It may seem difficult for the compliance professional to get their arms around not simply the crime here or ever believe their organization might face something similar but perhaps that is the entire point. It may mean that for compliance professionals, it could simply be a failure of imagination. It may be difficult to imagine such a scheme is plausible but it obviously is. Now think about this in the mergers and acquisition (M&A) context. If your organization is approached by a foreign company about being acquired do you look at the provenance of the funding? If so, how does one do so? Do you ring up the national bank of (you name the country here) and ask, “Did they obtain their capital by bribery and corruption?”
Think this might be an academic question? Consider the horrid state of the US energy industry under the Trump Administration. Bankruptcies are running near record high numbers in 2020 and Trustees in Bankruptcy Courts are looking to sell assets to satisfy creditors and typically all they consider is the ability to pay when looking at offers. Compliance, anti-money laundering (AML) and other similar concerns are not high on their radars, if at all. Even under an energy industry renaissance, the sale of distressed assets will continue unabated.
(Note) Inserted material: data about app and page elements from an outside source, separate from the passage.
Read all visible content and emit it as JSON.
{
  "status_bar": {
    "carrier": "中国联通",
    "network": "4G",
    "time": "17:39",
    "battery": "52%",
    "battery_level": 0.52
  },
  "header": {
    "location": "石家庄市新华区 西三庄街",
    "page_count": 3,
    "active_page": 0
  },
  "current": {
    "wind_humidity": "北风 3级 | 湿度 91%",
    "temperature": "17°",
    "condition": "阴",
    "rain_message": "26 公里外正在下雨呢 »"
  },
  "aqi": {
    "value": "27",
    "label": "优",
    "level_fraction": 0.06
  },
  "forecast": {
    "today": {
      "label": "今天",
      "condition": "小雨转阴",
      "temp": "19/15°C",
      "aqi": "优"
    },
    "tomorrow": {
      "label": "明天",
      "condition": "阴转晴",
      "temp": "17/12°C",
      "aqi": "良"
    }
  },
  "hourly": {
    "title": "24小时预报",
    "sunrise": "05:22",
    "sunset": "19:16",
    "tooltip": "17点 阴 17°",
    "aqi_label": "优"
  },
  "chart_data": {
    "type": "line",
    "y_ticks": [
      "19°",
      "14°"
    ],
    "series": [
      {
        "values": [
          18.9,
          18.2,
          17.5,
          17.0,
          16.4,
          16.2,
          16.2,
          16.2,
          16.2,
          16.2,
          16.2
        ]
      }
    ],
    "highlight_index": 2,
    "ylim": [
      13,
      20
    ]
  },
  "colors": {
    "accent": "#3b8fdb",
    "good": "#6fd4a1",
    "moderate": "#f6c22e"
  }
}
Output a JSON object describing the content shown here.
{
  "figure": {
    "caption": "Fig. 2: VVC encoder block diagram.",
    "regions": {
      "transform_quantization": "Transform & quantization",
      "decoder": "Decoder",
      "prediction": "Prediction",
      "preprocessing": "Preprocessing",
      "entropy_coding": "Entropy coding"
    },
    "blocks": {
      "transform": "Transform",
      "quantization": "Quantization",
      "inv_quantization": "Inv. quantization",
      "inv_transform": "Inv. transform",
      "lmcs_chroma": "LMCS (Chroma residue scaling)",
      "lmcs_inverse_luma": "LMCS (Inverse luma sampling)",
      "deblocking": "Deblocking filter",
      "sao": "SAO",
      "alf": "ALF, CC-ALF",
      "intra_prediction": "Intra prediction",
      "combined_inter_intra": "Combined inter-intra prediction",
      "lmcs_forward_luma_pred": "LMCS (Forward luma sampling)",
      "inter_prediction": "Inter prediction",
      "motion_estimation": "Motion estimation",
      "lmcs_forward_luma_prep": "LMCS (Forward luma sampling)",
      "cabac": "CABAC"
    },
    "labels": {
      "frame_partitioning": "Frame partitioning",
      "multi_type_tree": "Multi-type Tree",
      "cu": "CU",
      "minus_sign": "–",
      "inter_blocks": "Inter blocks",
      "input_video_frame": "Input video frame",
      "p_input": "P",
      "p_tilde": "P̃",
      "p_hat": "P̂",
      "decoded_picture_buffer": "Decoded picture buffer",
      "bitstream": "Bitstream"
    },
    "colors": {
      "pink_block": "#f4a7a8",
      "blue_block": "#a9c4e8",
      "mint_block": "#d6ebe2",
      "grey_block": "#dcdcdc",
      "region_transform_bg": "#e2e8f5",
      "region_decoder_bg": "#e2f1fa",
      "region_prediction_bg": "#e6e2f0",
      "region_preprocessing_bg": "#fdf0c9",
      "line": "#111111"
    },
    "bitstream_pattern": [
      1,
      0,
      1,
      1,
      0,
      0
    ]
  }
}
Next consider the US entity acquired by looking at Pilgrim’s Pride. It appears that the Brothers Batista set up their own US entity JBS USA to simply milk as much money out of Pilgrim’s Pride as they could do, co-mingling the assets of Pilgrim’s Pride with that of JBS USA. Monies coming from one or both organizations were used to fund the bribes to corrupt BNDES employees. What does this mean for Pilgrim’s Pride? Is that company a victim of corruption? Are they entitled to compensation? Of course there is the Sculptor Capital Management, Inc. (formerly Och-Ziff Capital Management Group) who agreed to pay $136 million to a group of former investors in a Congolese mine who were found by a court to be victims of a decade-old bribery scheme involving the hedge fund. Usually in such cases, the difficulty is identifying the victims but, in the J&F case, the victim may well be right here in the US.
Conversely, what if Pilgrim’s Pride, through its senior management and Board of Directors selected by the Brothers Batista, were at least aware of fraud, even if they were not active participants. As dryly noted in the Order, “Joesley Batista and Wesley Batista served as directors for Pilgrims between December 2009 and May 2017 and June 2017 respectively. Six out of nine total Pilgrims board members also served on JBS’s board. Pilgrims is majority-owned by JBS through its subsidiary JBS USA.” After all, Pilgrim’s Pride’s ethical flexibility in the area of anti-trust led to it to agree to a recent fine of $110.5 million. The Wall Street Journal(WSJ) reported, “A guilty plea by Pilgrim’s, the second-largest U.S. chicken processor by sales, will make it the first company to admit in court to what prosecutors have alleged was a roughly seven-year effort across much of the U.S. chicken industry to inflate prices. That coordination pushed up poultry prices paid by fast-food chains and other chicken buyers, prosecutors alleged.”
The bottom line is that the bad guys are always coming up with new and creative ways to engage in bribery and corruption. It used to be that all a compliance professional had to do was invoke Watergate maxim to follow the money. However now the bad guys are going outside the company to put together a pot of money to make a corrupt payment. In the case of Petróleo Brasileiro SA (Petrobras), many of the bribes were funded by overcharging the company to create the pot of money to pay those same Petrobras executives who signed the contracts. With J&F, it corruptly obtained BNDES funding to purchase a company and then used that purchase company’s own monies to make the bribe payments.
Welcome to the 2020’s.